At the heart of the Gospel is this relationship between Jesus and the woman, and what we see here is that Jesus sees her with love. And the Gospel, interestingly enough, doesn’t say the woman is sick, she’s not sick. And it doesn’t say she is possessed by a demon. She doesn’t have a demon. The Gospel says that she has a spirit that has crippled her. And what Jesus sees is her spirit.
He sees her spirit, and knows she is the bearer of this spirit. And that this Spirit, for some reason, is bent, and it is broken, and it is hurting, and it needs his help. I think that’s pretty much how Jesus sees us. When he comes to us, it is the spirit within us he responds to.
Out there, you tell the world that your spirit needs help, forget it. Because out there it’s in the realm of the rules. If you’re pleading your case with the bank trying to tell them why you’ve been late on your payments and they shouldn’t take away your car, and you say – well just look at my spirit. Forget it.
Out there we are seen and criticized and evaluated and condemned according to our ability to follow the sabbath and all the laws to which we are beholding, and all the judgments because of the color of our skin or the fact of being divorced or our wealth or our social status or sexual orientation or the neighborhood we grew up in. All of these are the measure by which we are judged.
And the truth is that no matter who we are, the rules are stacked against us. No one out there is set up to win. It is only with Jesus that we find ourselves loved as we are, and find that the spirit within us is so lovingly taken and cared for and healed and straightened and cured, like the woman today.
I, for my part, spent many years on that couch out there on a Sunday morning, content to judge and be judged by the rules of the world, measuring my successes and my failures according to what I saw of others around me. According to what the world told me was success. And I was always falling short, and always just a little bit behind. And always just a little bit empty. Because that’s what you are, living by the rules of the world, you are always just a little bit empty.
And it could have been that way forever. I could see a world in which that was my life, day after day being kind of happy and kind of content but with the spirit within me never knowing, as this woman does today, what it’s like to really have this moment where Jesus takes you in his hands and says: spirit stand up. Spirit be free, for you are made for more than this, And I have come for you.
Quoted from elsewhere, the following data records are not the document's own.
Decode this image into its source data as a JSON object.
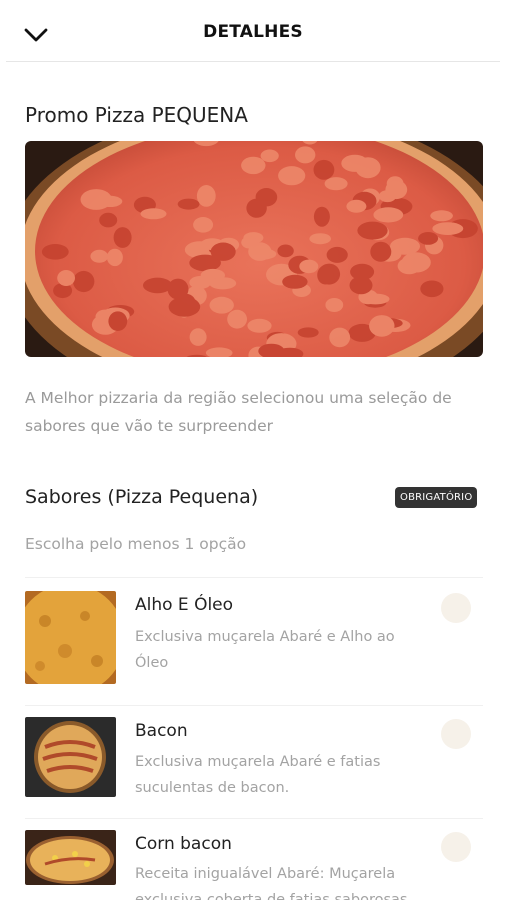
{
  "header": {
    "title": "DETALHES",
    "back_icon": "chevron-down-icon"
  },
  "product": {
    "title": "Promo Pizza PEQUENA",
    "description": "A Melhor pizzaria da região selecionou uma seleção de sabores que vão te surpreender"
  },
  "section": {
    "title": "Sabores (Pizza Pequena)",
    "badge": "OBRIGATÓRIO",
    "subtitle": "Escolha pelo menos 1 opção"
  },
  "items": [
    {
      "name": "Alho E Óleo",
      "description": "Exclusiva muçarela Abaré e Alho ao Óleo"
    },
    {
      "name": "Bacon",
      "description": "Exclusiva muçarela Abaré e fatias suculentas de bacon."
    },
    {
      "name": "Corn bacon",
      "description": "Receita inigualável Abaré: Muçarela exclusiva coberta de fatias saborosas de"
    }
  ],
  "colors": {
    "accent_dark": "#333333",
    "radio_fill": "#f6f1e9",
    "muted_text": "#9a9a9a"
  }
}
It might have been that way forever, on my couch, were it not for my courage, at some point, to tell the Lord that I wanted help. That within me too, I wanted God’s peace and needed to feel God’s love, and I asked Jesus to come. And I offered my spirit to him
Have you been that woman in the temple? Have you had that experience? I know all of us have been the leader of the temple. That all of us at one time or another have been guilty of judging someone and failing to see that person beyond the categories or rules.
But have we been the woman in the temple? Have we found ourselves in our lives at some point telling Jesus how much the spirit within us needs him and how much it wants to be made whole and straight by his love? That try as we might, we can no longer live bent and broken by the challenges of life and the disgusts of the world, but that we want him to come and help us stand up straight and give us peace. That we want him to come and show us the way. That we want him to come and just love us as we are. So we too can stand in his temple in praise, for we are made for this.
And if all I’m doing is sitting out there on my couch, I’m not going to be whole. And I’m not going to be particularly happy. And I’m pretty sure that that’s what I want, to have this thing which the world in all its rules can never give me, happiness. Which is why I’m at church today. And why not ask for that today. Why not ask for his love? For that’s why we’re here.